Accountable care organizations that engage primary care physicians are more apt to get buy-in on programs that target high-need, high-cost (HNHC) patients, according to a report by The Commonwealth Fund.
The study looked at how new payment and care delivery models, such as ACOs, are meeting the needs of these patients.
Researchers suggested a hybrid model of quantitative and qualitative data that identifies people who can most benefit from care management as the best approach to help HNHC patients.
HNHC patients make up only 5% of the population but account for 50% of healthcare spending. ACOs and other value-based payment models are looking to improve care and quality while reducing costs. That includes bending the cost curve of the highest-cost patients.
CMS has found cost savings in ACOs, such as its Medicare Shared Savings Program.
ACOs use many approaches to segment HNHC patients. "Findings on how mature ACOs are segmenting their HNHC population can improve the future development of more systematic approaches," according to the report.
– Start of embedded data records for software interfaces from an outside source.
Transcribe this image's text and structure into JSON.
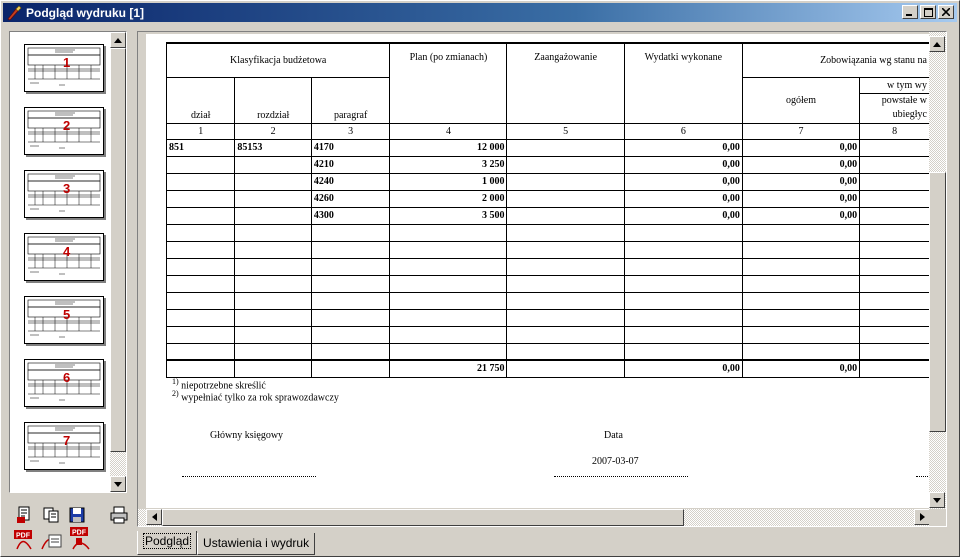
{
  "window": {
    "title": "Podgląd wydruku [1]"
  },
  "report": {
    "headers": {
      "klasyfikacja": "Klasyfikacja budżetowa",
      "dzial": "dział",
      "rozdzial": "rozdział",
      "paragraf": "paragraf",
      "plan": "Plan (po zmianach)",
      "zaangazowanie": "Zaangażowanie",
      "wydatki": "Wydatki wykonane",
      "zobowiazania": "Zobowiązania wg stanu na",
      "ogolem": "ogółem",
      "w_tym": "w tym wy",
      "powstale": "powstałe w",
      "ubieglych": "ubiegłyc"
    },
    "col_numbers": [
      "1",
      "2",
      "3",
      "4",
      "5",
      "6",
      "7",
      "8"
    ],
    "rows": [
      {
        "dzial": "851",
        "rozdzial": "85153",
        "paragraf": "4170",
        "plan": "12 000",
        "wydatki": "0,00",
        "ogolem": "0,00"
      },
      {
        "dzial": "",
        "rozdzial": "",
        "paragraf": "4210",
        "plan": "3 250",
        "wydatki": "0,00",
        "ogolem": "0,00"
      },
      {
        "dzial": "",
        "rozdzial": "",
        "paragraf": "4240",
        "plan": "1 000",
        "wydatki": "0,00",
        "ogolem": "0,00"
      },
      {
        "dzial": "",
        "rozdzial": "",
        "paragraf": "4260",
        "plan": "2 000",
        "wydatki": "0,00",
        "ogolem": "0,00"
      },
      {
        "dzial": "",
        "rozdzial": "",
        "paragraf": "4300",
        "plan": "3 500",
        "wydatki": "0,00",
        "ogolem": "0,00"
      }
    ],
    "total": {
      "plan": "21 750",
      "wydatki": "0,00",
      "ogolem": "0,00"
    },
    "footnotes": [
      {
        "mark": "1)",
        "text": "niepotrzebne skreślić"
      },
      {
        "mark": "2)",
        "text": "wypełniać tylko za rok sprawozdawczy"
      }
    ],
    "signature": {
      "accountant": "Główny księgowy",
      "date_label": "Data",
      "date_value": "2007-03-07"
    }
  },
  "thumbnails": [
    "1",
    "2",
    "3",
    "4",
    "5",
    "6",
    "7"
  ],
  "tabs": {
    "preview": "Podgląd",
    "settings": "Ustawienia i wydruk"
  },
  "icons": [
    "app-icon",
    "export-doc-icon",
    "copy-icon",
    "save-icon",
    "print-icon",
    "pdf-icon",
    "acrobat-icon",
    "pdf-sign-icon"
  ]
}
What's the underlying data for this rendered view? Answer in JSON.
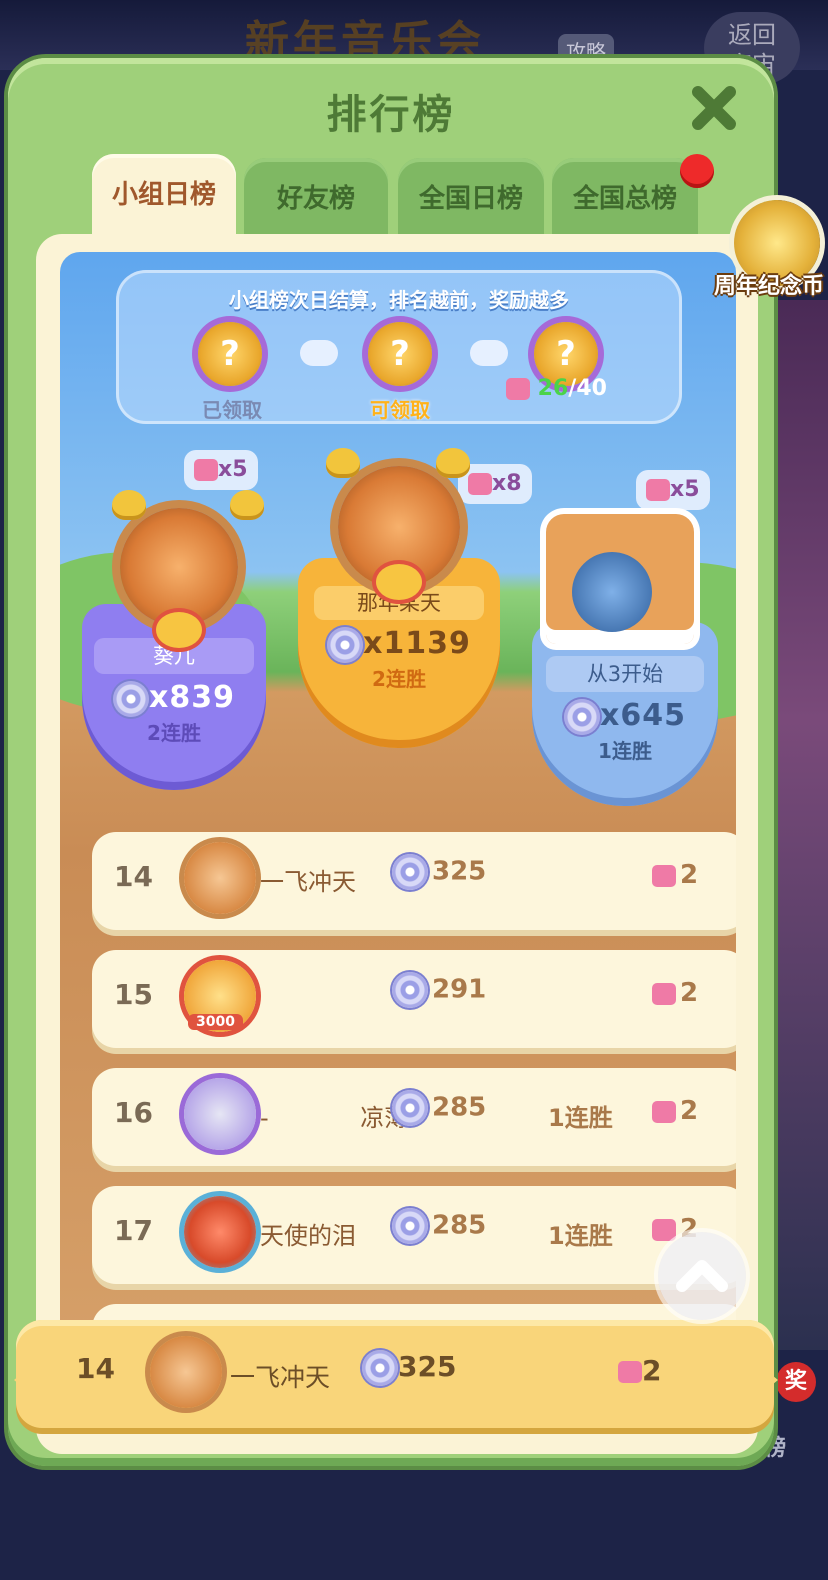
{
  "background": {
    "event_title": "新年音乐会",
    "strategy_tag": "攻略",
    "back_button": "返回\n宇宙",
    "prize_badge": "奖",
    "side_label": "行榜"
  },
  "panel": {
    "title": "排行榜",
    "tabs": [
      {
        "label": "小组日榜",
        "active": true
      },
      {
        "label": "好友榜",
        "active": false
      },
      {
        "label": "全国日榜",
        "active": false
      },
      {
        "label": "全国总榜",
        "active": false
      }
    ],
    "anniversary_coin_label": "周年纪念币"
  },
  "rewards": {
    "hint": "小组榜次日结算，排名越前，奖励越多",
    "chests": [
      {
        "label": "已领取",
        "color": "#7a8ab3"
      },
      {
        "label": "可领取",
        "color": "#ffb21a"
      },
      {
        "label": "",
        "color": "#ffffff"
      }
    ],
    "progress_current": "26",
    "progress_total": "/40"
  },
  "podium": [
    {
      "place": 2,
      "name": "葵儿",
      "score": "x839",
      "streak": "2连胜",
      "reward": "x5",
      "color": "#8f7ef0"
    },
    {
      "place": 1,
      "name": "那年某天",
      "score": "x1139",
      "streak": "2连胜",
      "reward": "x8",
      "color": "#f7b43a"
    },
    {
      "place": 3,
      "name": "从3开始",
      "score": "x645",
      "streak": "1连胜",
      "reward": "x5",
      "color": "#8fb8ee"
    }
  ],
  "rows": [
    {
      "rank": "14",
      "name": "一飞冲天",
      "score": "325",
      "streak": "",
      "tickets": "2"
    },
    {
      "rank": "15",
      "name": "",
      "score": "291",
      "streak": "",
      "tickets": "2",
      "avatar_badge": "3000"
    },
    {
      "rank": "16",
      "name": "-            凉薄",
      "score": "285",
      "streak": "1连胜",
      "tickets": "2"
    },
    {
      "rank": "17",
      "name": "天使的泪",
      "score": "285",
      "streak": "1连胜",
      "tickets": "2"
    }
  ],
  "my_rank": {
    "rank": "14",
    "name": "一飞冲天",
    "score": "325",
    "tickets": "2"
  },
  "icons": {
    "close": "close-icon",
    "scroll_top": "chevron-up-icon",
    "score": "disc-icon",
    "ticket": "ticket-icon"
  }
}
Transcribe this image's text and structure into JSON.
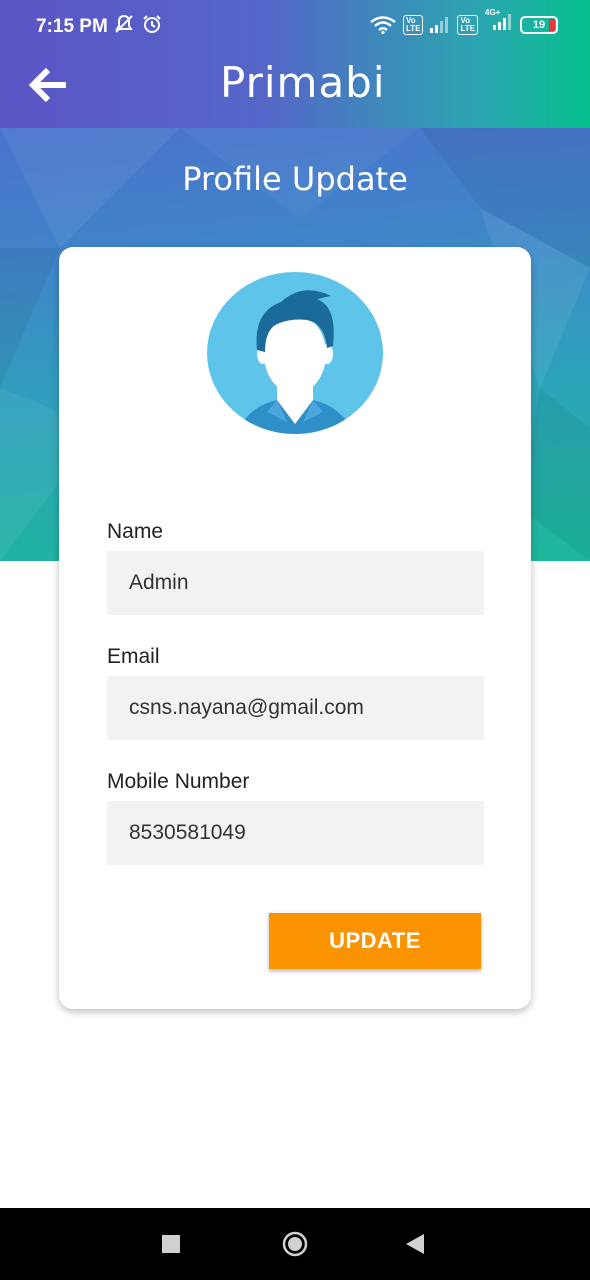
{
  "status_bar": {
    "time": "7:15 PM",
    "left_icons": [
      "mute-icon",
      "alarm-icon"
    ],
    "right_icons": [
      "wifi-icon",
      "volte-sim1-icon",
      "signal-sim1-icon",
      "volte-sim2-icon",
      "signal-4g-sim2-icon"
    ],
    "volte_label": "Vo\nLTE",
    "network_label": "4G+",
    "battery": "19",
    "battery_color": "#e8363a"
  },
  "app_bar": {
    "back_icon": "arrow-left-icon",
    "brand": "Primabi"
  },
  "page": {
    "title": "Profile Update"
  },
  "profile": {
    "avatar_icon": "user-avatar-icon",
    "fields": [
      {
        "label": "Name",
        "value": "Admin"
      },
      {
        "label": "Email",
        "value": "csns.nayana@gmail.com"
      },
      {
        "label": "Mobile Number",
        "value": "8530581049"
      }
    ],
    "update_label": "UPDATE"
  },
  "nav_bar": {
    "recents_icon": "square-icon",
    "home_icon": "circle-icon",
    "back_icon": "triangle-back-icon"
  },
  "colors": {
    "accent": "#fb9200",
    "gradient_start": "#5c55c6",
    "gradient_end": "#06c08d"
  }
}
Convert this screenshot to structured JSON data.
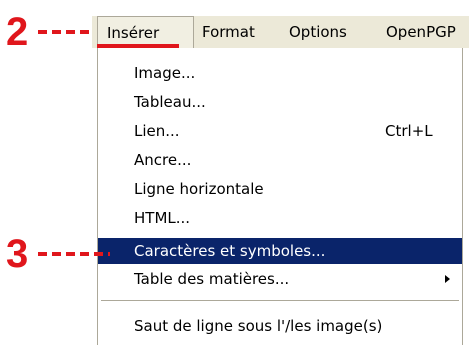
{
  "markers": {
    "step_2": "2",
    "step_3": "3",
    "color": "#e0161c"
  },
  "menubar": {
    "items": [
      {
        "label": "Insérer",
        "active": true
      },
      {
        "label": "Format"
      },
      {
        "label": "Options"
      },
      {
        "label": "OpenPGP"
      }
    ]
  },
  "menu": {
    "items": [
      {
        "label": "Image..."
      },
      {
        "label": "Tableau..."
      },
      {
        "label": "Lien...",
        "shortcut": "Ctrl+L"
      },
      {
        "label": "Ancre..."
      },
      {
        "label": "Ligne horizontale"
      },
      {
        "label": "HTML..."
      },
      {
        "label": "Caractères et symboles...",
        "highlighted": true
      },
      {
        "label": "Table des matières...",
        "submenu": true,
        "submenu_icon": "submenu-arrow-icon"
      },
      {
        "label": "Saut de ligne sous l'/les image(s)"
      }
    ],
    "highlight_color": "#0a246a"
  }
}
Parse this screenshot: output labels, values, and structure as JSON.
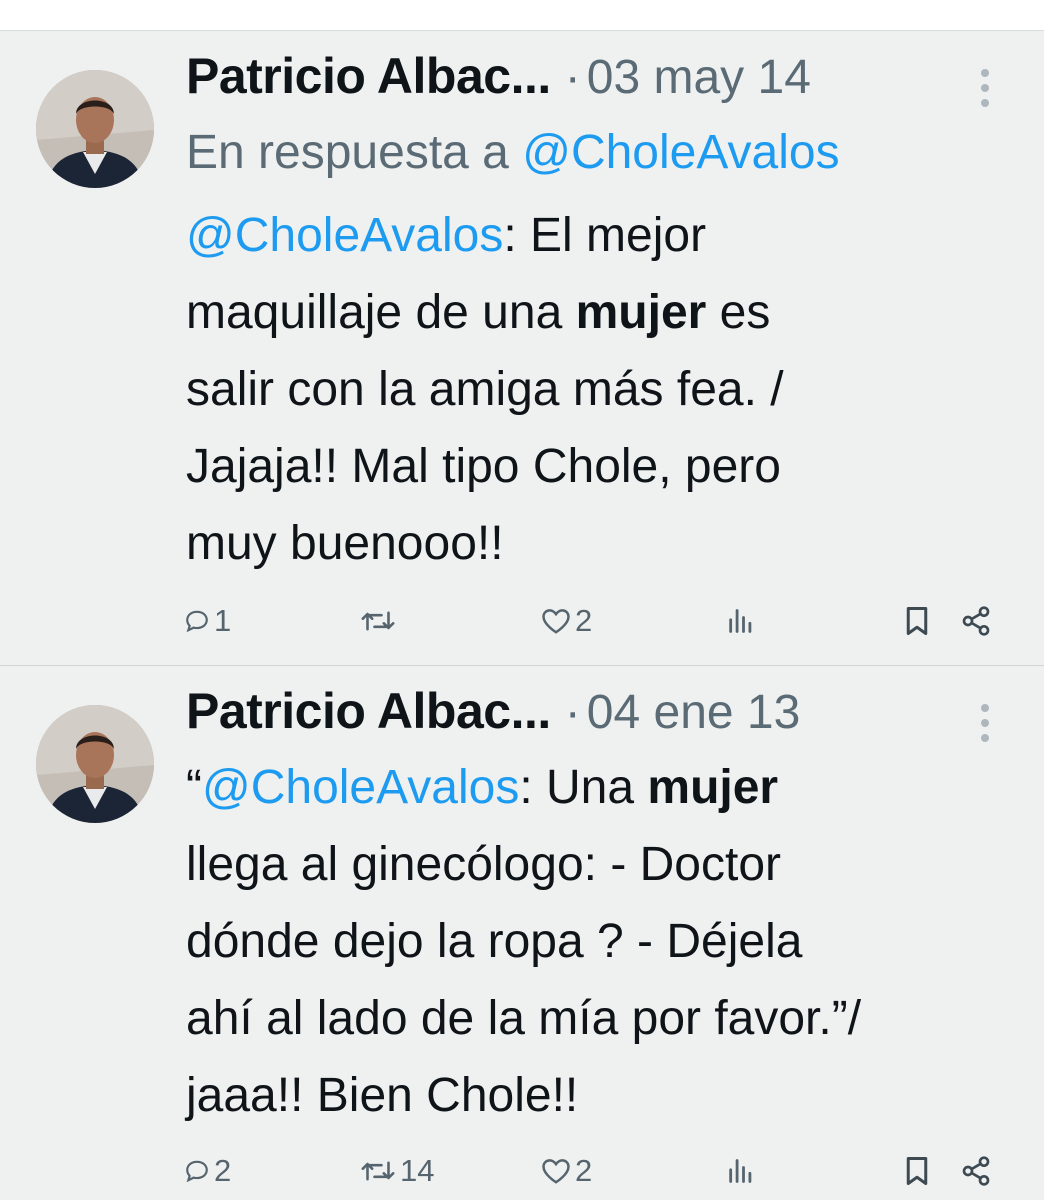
{
  "colors": {
    "background": "#eff1f1",
    "link": "#1d9bf0",
    "muted": "#5b6b75",
    "text": "#0f1419"
  },
  "tweets": [
    {
      "author": "Patricio Albac...",
      "separator": "·",
      "date": "03 may 14",
      "reply_prefix": "En respuesta a",
      "reply_handle": "@CholeAvalos",
      "body": {
        "l1_mention": "@CholeAvalos",
        "l1_rest": ": El mejor",
        "l2_a": "maquillaje de una ",
        "l2_bold": "mujer",
        "l2_b": " es",
        "l3": "salir con la amiga más fea. /",
        "l4": "Jajaja!! Mal tipo Chole, pero",
        "l5": "muy buenooo!!"
      },
      "actions": {
        "replies": "1",
        "retweets": "",
        "likes": "2"
      },
      "icons": [
        "reply-icon",
        "retweet-icon",
        "like-icon",
        "views-icon",
        "bookmark-icon",
        "share-icon",
        "more-icon"
      ]
    },
    {
      "author": "Patricio Albac...",
      "separator": "·",
      "date": "04 ene 13",
      "body": {
        "l1_quote": "“",
        "l1_mention": "@CholeAvalos",
        "l1_a": ": Una ",
        "l1_bold": "mujer",
        "l2": "llega al ginecólogo: - Doctor",
        "l3": "dónde dejo la ropa ? - Déjela",
        "l4": "ahí al lado de la mía por favor.”/",
        "l5": "jaaa!! Bien Chole!!"
      },
      "actions": {
        "replies": "2",
        "retweets": "14",
        "likes": "2"
      },
      "icons": [
        "reply-icon",
        "retweet-icon",
        "like-icon",
        "views-icon",
        "bookmark-icon",
        "share-icon",
        "more-icon"
      ]
    }
  ]
}
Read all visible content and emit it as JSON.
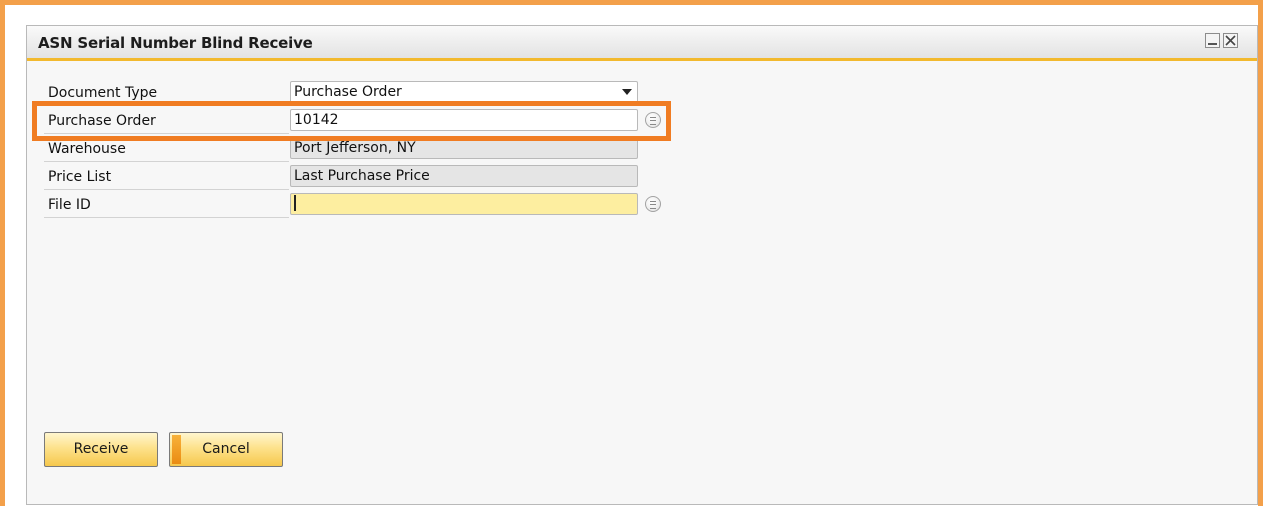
{
  "window": {
    "title": "ASN Serial Number Blind Receive"
  },
  "form": {
    "document_type": {
      "label": "Document Type",
      "value": "Purchase Order"
    },
    "purchase_order": {
      "label": "Purchase Order",
      "value": "10142"
    },
    "warehouse": {
      "label": "Warehouse",
      "value": "Port Jefferson, NY"
    },
    "price_list": {
      "label": "Price List",
      "value": "Last Purchase Price"
    },
    "file_id": {
      "label": "File ID",
      "value": ""
    }
  },
  "buttons": {
    "receive": "Receive",
    "cancel": "Cancel"
  },
  "colors": {
    "highlight": "#f07c22",
    "outer_frame": "#f3a04a",
    "title_accent": "#f2b92e",
    "active_field": "#fdeea0",
    "readonly_field": "#e5e5e5"
  },
  "icons": {
    "minimize": "minimize-icon",
    "close": "close-icon",
    "dropdown": "chevron-down-icon",
    "lookup": "list-lookup-icon"
  }
}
ACOs use predictive modeling and risk stratification as a way to divide the patient population into risk levels. Population segmentation helps ACOs understand patient needs. This, in turn, influences how the ACO delivers care management and better connects with HNHC patients.
However, The Commonwealth Fund said the approach has led to mixed results. That could be because the ACOs don't drill down further and divide the patients into smaller subgroups.
Few ACOs are doing that work, but the report found that approach has potential. Researchers conducted telephone interviews with 34 leaders from 18 ACOs and 10 national experts in risk stratification and segmentation.
They found that algorithms based only on claims data don't offer adequate clinical, behavioral health or social need information. Also, previous research shows patient health risk assessments or physicians choosing patients for care management aren't effective.
Instead, the report suggested a hybrid model that uses quantitative and qualitative data to segment a population and identify patients for care management is the best approach.
Providers have also increasingly looked at social determinants of health as key factors in health outcomes. People without transportation or stable housing are more apt to suffer from health-related issues than others. Providers and payers have been working on programs to address these issues and collaborating with community groups in offering services to patients in need.